Sheila weighs her options and, tracing a bowed line in the sand with her manicured toe, thinks again of the Indians. She remembered reading about how they use deer blood– or maybe it’s buffalo blood — to paint their face before a ceremony for the purpose of warding off evil spirits, or to intensify the idea of the actual presence of a supernatural person. But she couldn’t understand why she herself felt the same inclination to change the angles of her face into the likeness of precious stones. She never had an evil spirit; maybe she never had any spirits.
“Oh ok Burt. You’re right. Throwing up — it’s a waste of time.”
“I’ll sign us up for a colonic tomorrow. It’ll be like a new beginning,” he says.
“It doesn’t stop the sinking feeling I get whenever I look into the dark blue endless ocean, Burt. The isolation under water scares me. It’s like the trenches hold a magnet in the cleavage of rocks beneath the water that impels me to jump in and never take a breath again. Burt, take me from the weight I bare. Lift me up to my lightest. My healthiest. Let’s leapfrog.”

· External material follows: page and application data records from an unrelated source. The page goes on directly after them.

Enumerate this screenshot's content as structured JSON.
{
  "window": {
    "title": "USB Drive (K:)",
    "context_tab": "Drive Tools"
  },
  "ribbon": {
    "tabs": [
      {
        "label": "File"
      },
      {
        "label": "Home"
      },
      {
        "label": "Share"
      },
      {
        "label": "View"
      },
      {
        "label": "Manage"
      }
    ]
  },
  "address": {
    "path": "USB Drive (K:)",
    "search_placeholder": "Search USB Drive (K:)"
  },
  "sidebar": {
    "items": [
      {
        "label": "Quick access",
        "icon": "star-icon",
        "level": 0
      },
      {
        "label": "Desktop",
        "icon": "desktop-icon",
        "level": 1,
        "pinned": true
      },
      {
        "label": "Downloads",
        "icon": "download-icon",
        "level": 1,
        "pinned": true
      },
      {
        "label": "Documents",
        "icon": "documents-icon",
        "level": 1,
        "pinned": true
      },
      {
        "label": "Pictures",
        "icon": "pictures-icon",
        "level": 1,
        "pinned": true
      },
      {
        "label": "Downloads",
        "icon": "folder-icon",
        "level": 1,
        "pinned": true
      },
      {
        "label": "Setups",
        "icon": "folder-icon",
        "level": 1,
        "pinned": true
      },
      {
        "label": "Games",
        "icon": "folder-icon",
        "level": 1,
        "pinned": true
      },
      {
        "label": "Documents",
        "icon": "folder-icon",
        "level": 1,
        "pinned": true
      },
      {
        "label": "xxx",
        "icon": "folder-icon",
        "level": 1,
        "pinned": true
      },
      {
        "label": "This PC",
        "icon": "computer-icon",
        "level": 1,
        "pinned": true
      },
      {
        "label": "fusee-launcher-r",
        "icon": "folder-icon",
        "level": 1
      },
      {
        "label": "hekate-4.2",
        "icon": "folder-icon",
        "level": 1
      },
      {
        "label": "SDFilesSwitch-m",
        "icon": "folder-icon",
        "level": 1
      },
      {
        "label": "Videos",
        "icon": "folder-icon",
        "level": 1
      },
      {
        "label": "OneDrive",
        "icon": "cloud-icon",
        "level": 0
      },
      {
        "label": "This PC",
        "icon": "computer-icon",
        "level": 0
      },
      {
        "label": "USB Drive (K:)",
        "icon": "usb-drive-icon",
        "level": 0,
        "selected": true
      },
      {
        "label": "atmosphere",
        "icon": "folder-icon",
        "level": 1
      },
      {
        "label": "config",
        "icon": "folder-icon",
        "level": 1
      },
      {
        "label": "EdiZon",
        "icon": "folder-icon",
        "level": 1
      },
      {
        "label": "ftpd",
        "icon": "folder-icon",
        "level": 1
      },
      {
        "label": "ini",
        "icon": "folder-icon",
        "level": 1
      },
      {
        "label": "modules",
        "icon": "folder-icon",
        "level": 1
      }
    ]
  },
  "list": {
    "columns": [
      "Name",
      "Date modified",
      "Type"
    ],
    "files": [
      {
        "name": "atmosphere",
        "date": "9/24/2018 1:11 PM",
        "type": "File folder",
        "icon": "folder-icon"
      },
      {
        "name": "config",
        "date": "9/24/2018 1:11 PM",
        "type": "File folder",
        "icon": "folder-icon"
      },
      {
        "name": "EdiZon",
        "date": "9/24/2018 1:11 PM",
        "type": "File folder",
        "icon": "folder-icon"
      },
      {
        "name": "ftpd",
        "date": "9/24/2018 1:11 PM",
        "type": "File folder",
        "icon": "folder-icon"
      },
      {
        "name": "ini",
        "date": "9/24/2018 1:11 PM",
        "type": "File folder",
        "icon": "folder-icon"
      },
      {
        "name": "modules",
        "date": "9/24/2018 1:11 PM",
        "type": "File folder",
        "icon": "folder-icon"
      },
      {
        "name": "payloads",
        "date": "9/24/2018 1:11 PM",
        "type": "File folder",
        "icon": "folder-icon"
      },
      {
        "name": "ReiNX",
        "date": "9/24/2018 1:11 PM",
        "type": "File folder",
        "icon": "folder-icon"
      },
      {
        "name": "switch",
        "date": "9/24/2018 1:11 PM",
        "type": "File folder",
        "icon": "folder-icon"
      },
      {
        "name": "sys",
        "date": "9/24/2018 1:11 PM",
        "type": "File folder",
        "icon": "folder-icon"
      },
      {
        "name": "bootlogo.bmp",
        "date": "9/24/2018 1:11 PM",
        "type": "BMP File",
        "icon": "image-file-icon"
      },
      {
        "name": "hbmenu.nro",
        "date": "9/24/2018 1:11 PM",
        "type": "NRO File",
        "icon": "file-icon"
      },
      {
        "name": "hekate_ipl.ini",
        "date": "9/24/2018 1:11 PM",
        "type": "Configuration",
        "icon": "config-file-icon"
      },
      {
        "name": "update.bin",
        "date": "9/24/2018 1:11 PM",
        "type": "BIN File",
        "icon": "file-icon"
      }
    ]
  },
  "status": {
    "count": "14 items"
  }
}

As she says this, Burt bends over, perhaps to pick up a shell. Maybe an oyster.
He was spreading cream cheese on the bagel.
Some had been pushed into the hole,
he held it to his eye.
With a finger he scooped out the excess
and sucked it off.
When his eyes opened he saw her.
Through the hole she was a
framed head and torso.
a great sweep of blueberry cream cheese,
a soft valley of blueberry cream cheese,
meeting his through the cream cheese.
Through the hole her face became larger,
he could see her freckles.
Her questions were fast,
his answers nonsensical.
Her eyes green.
The Bright Snake gapes to heaven above.
–Prose Edda, 78
I wake to find the Serpent’s tongue
has flickered and dislodged the sun—
his jaws have crushed the Chosen One.
Thin threads of time have come undone.
The seeds of age have come unsown and
Redwood trees have come ungrown
and shapely girls have come unshaped
and duct-taped mouths have come untaped
and wedding cakes have come unbaked
and vineyard vines have come ungraped.
Fresh clementines have come unpeeled
and bounce about. The bright orange wheels
roll past the Zealots, now unzealed—
their praying legs are straight: unkneeled.
The bills that sit stacked up in banks
are nude, are white, are wholly blank;
their bright green ink has come unprinted:
all the money’s come unminted.
The buildings now have come unwelded—
through the streets, their metal, melted
to a silver river, flows.
The mountaintops have come unsnowed,
and stowaways have come unstowed,
and now my hand from yours unfolds,
and empty air is all it holds.
That empty air. Unnatural.
Our red, wet lips have come unlocked;
In fields of wheat, the wind has stopped;
The Gates of Hell have come unblocked:
The world after the Ragnarök.